It’s not too surprising that these two series are promoting a similar idea, since they share many of the same audiences. What is interesting is that both developers are using cross platform play as a marketing tool – another reason to buy a 3DS or Vita to support play on the go. This is beneficial to the developer as it also promotes the old mantra of console loyalty.
Because surprisingly, despite a rich history of cross-platform play, historically the idea hasn’t done very well outside of Japan, or is largely associated with niche or unsuccessful titles.
Other cross platform implementations
Monster Hunter 3 Ultimate isn’t the first cross-platform implementation that Nintendo have supported. They tried their own version of it using the Gamecube and Gameboy Advance. This ranged from the odd game (such as Metroid Prime or Animal Crossing) having areas of the game that couldn’t be accessed without a GBA being connected to the Gamecube as another controller, it was also used successfully for map treatments and the display of secret information in games like Wind Waker.
The most extensive support for this system was saved for Zelda: Four Swords Adventures and Final Fantasy: Crystal Chronicles, where four player multiplayer for these games required each player to have a Gameboy advance plugged into the Gamecube using a special connector. The GBA then served as the controller for the game, showing the players inventory, map or gameplay screens related to them on their own personal screen.
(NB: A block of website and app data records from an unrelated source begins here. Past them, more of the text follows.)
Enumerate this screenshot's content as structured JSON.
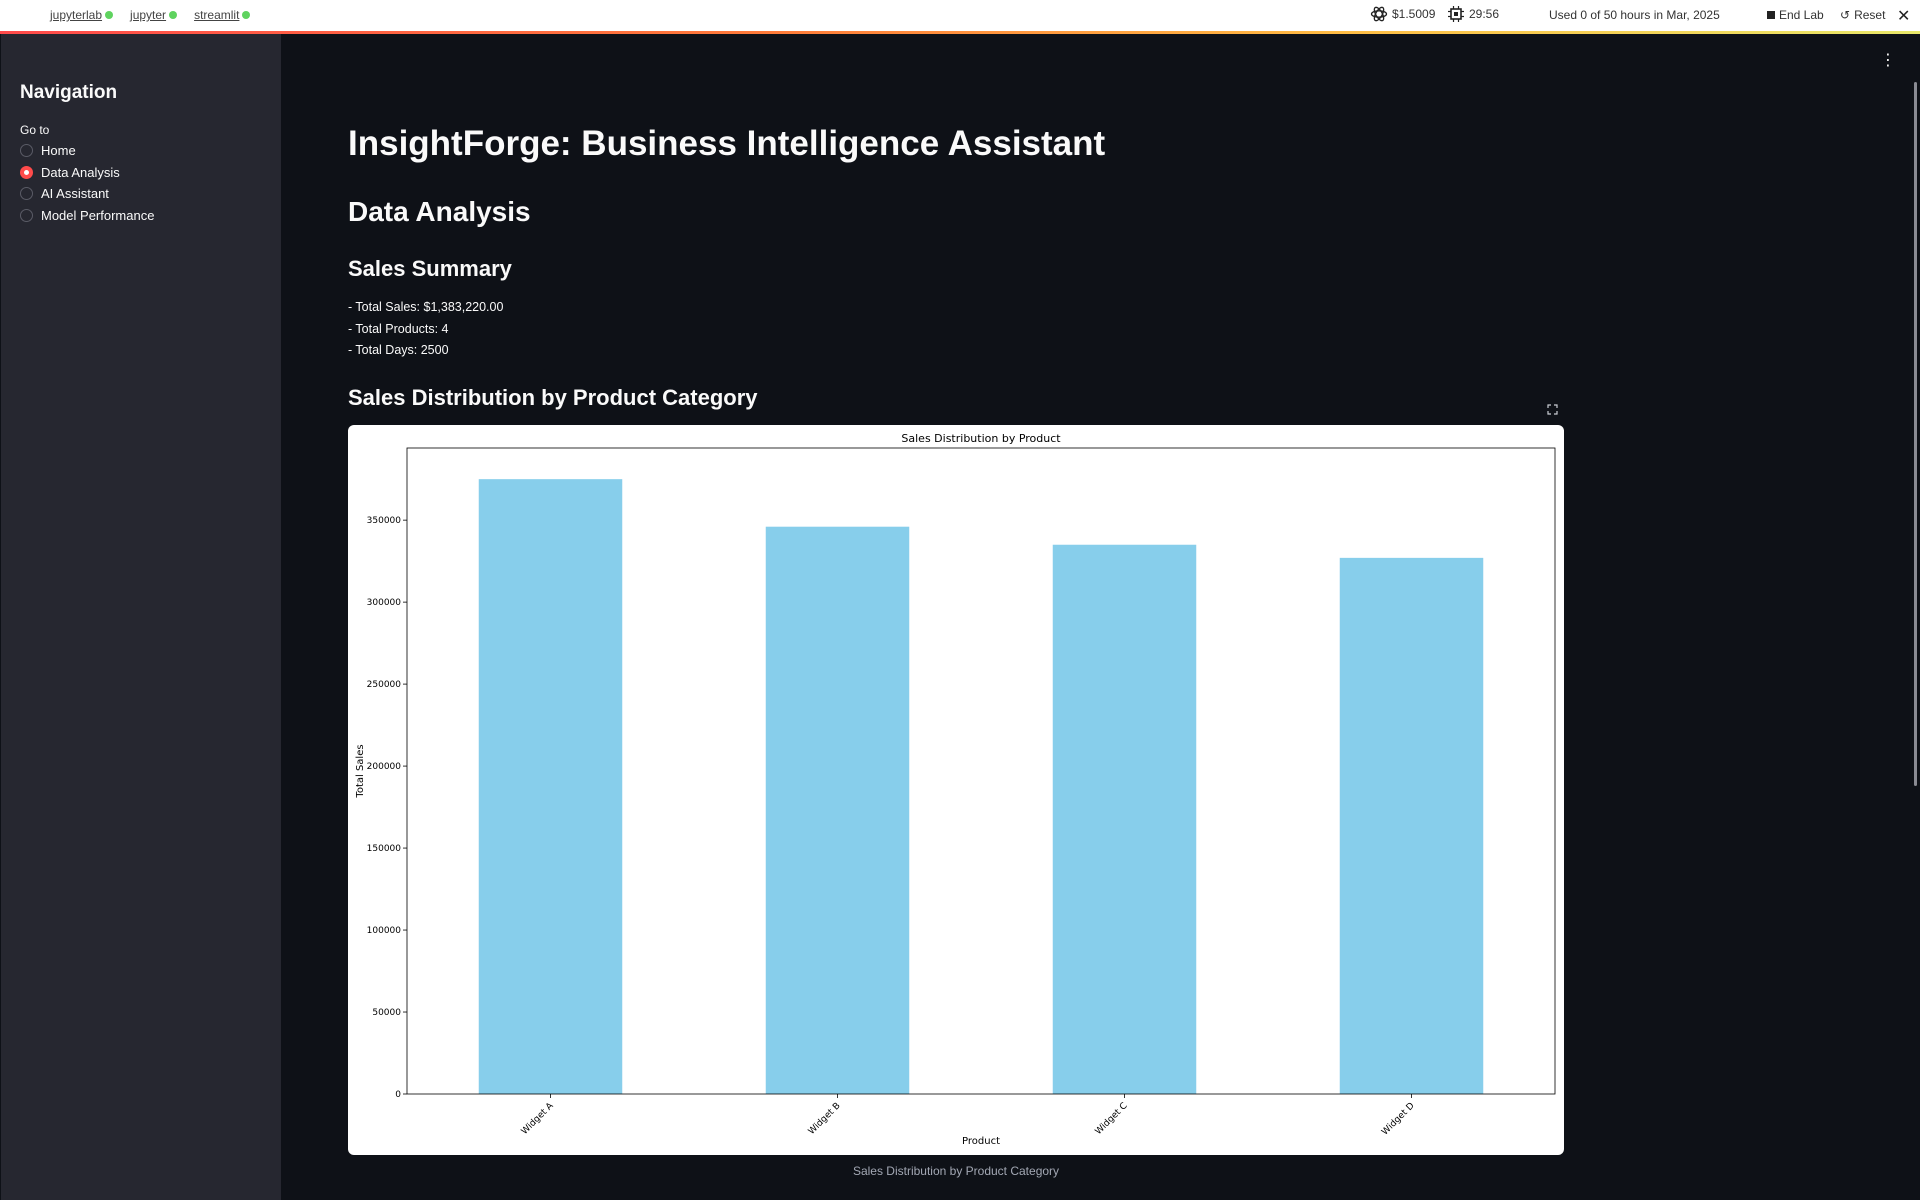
{
  "topbar": {
    "links": [
      {
        "label": "jupyterlab"
      },
      {
        "label": "jupyter"
      },
      {
        "label": "streamlit"
      }
    ],
    "cost": "$1.5009",
    "timer": "29:56",
    "usage": "Used 0 of 50 hours in Mar, 2025",
    "end_lab": "End Lab",
    "reset": "Reset"
  },
  "sidebar": {
    "title": "Navigation",
    "goto_label": "Go to",
    "options": [
      {
        "label": "Home",
        "selected": false
      },
      {
        "label": "Data Analysis",
        "selected": true
      },
      {
        "label": "AI Assistant",
        "selected": false
      },
      {
        "label": "Model Performance",
        "selected": false
      }
    ]
  },
  "main": {
    "title": "InsightForge: Business Intelligence Assistant",
    "section_title": "Data Analysis",
    "summary_title": "Sales Summary",
    "summary_lines": [
      "- Total Sales: $1,383,220.00",
      "- Total Products: 4",
      "- Total Days: 2500"
    ],
    "chart_section_title": "Sales Distribution by Product Category",
    "caption": "Sales Distribution by Product Category"
  },
  "colors": {
    "accent": "#ff4b4b",
    "bar": "#87ceeb",
    "background": "#0e1117",
    "sidebar": "#262730"
  },
  "chart_data": {
    "type": "bar",
    "title": "Sales Distribution by Product",
    "xlabel": "Product",
    "ylabel": "Total Sales",
    "categories": [
      "Widget A",
      "Widget B",
      "Widget C",
      "Widget D"
    ],
    "values": [
      375000,
      346000,
      335000,
      327000
    ],
    "ylim": [
      0,
      394000
    ],
    "yticks": [
      0,
      50000,
      100000,
      150000,
      200000,
      250000,
      300000,
      350000
    ],
    "grid": false,
    "legend": "none"
  }
}
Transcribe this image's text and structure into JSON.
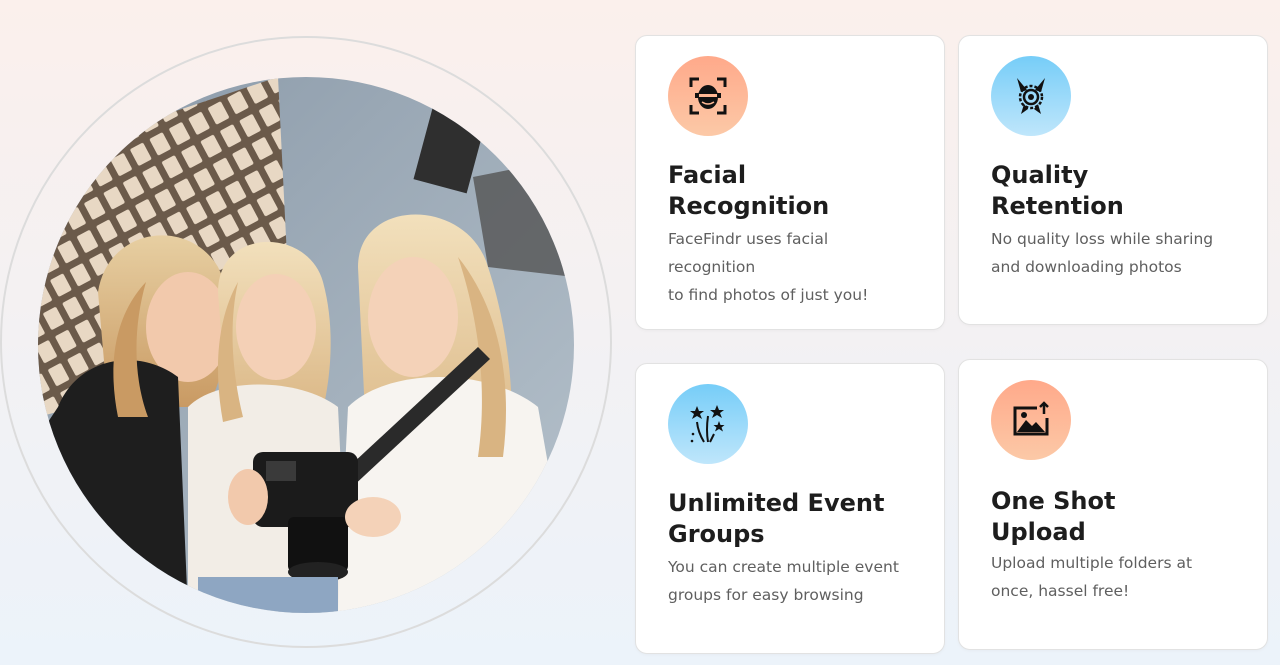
{
  "photo": {
    "alt_subject": "photographers-reviewing-camera"
  },
  "features": [
    {
      "icon": "facial-recognition-icon",
      "icon_bg": "orange",
      "title": "Facial\nRecognition",
      "description": "FaceFindr uses facial\nrecognition\nto find photos of just you!"
    },
    {
      "icon": "quality-badge-icon",
      "icon_bg": "blue",
      "title": "Quality\nRetention",
      "description": "No quality loss while sharing\nand downloading photos"
    },
    {
      "icon": "fireworks-stars-icon",
      "icon_bg": "blue",
      "title": "Unlimited Event\nGroups",
      "description": "You can create multiple event\ngroups for easy browsing"
    },
    {
      "icon": "image-upload-icon",
      "icon_bg": "orange",
      "title": "One Shot\nUpload",
      "description": "Upload multiple folders at\nonce, hassel free!"
    }
  ],
  "colors": {
    "icon_orange": "#ffa98a",
    "icon_blue": "#76cdf8",
    "title_text": "#1d1d1d",
    "body_text": "#5f5f5f"
  }
}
It was a neat way to sidestep the issues of local multiplayer RPGs, that often require a lot of information to be shown on one screen, or the other problem of two or more players being tied to the time it takes for another player to organise their equipment.
It was a rare and interesting way to experience these two titles for those that not only had the money and equipment to support this premise, but also the time and investment needed to encourage other friends to experience the game with them. For many though the barriers to entry were too high, and many people didn’t get to play these Gamecube titles as intended, and the technology itself became not much more than an old gaming curio.
This wasn’t the first foray into these sorts of console and handheld connectivity though. Famously both Sony and Sega dabbled with the idea of a memory card (or other peripheral) serving as a mini-game station that was related to the game you were playing. Many Dreamcast games supported this feature through the VMU, better implementations of this include on the original Sonic Adventure game which allowed you to manage and train your Chao outside of the game, then update your game data with the progress made by booting up the game again. Tellingly Sony’s Pocketstation for the original Playstation used a similar idea much earlier on, but never made it outside of Japan.
Different platforms playing together
So cross play has a long, and interesting history. Despite that the examples of its usages are rare, the various implementations were great to experience for those lucky enough to play the games during their limited life cycle.
Recently cross play has had a bit of a revolution. It was briefly left to games like Shadowrun and Final Fantasy: Crystal Chronicles: Echoes of Time to continue the idea. However Portal 2 has also famously used this model with more notable success, allowing PC and PS3 gamers to play cooperatively with their friends through Steam access.
So Monster Hunter 3 Ultimate will be the most ambitious chapter in the cross compatible platform legacy. Many Monster Hunters look forward to seeing not only this implementation, but how it may determine the cross play future of this series and others.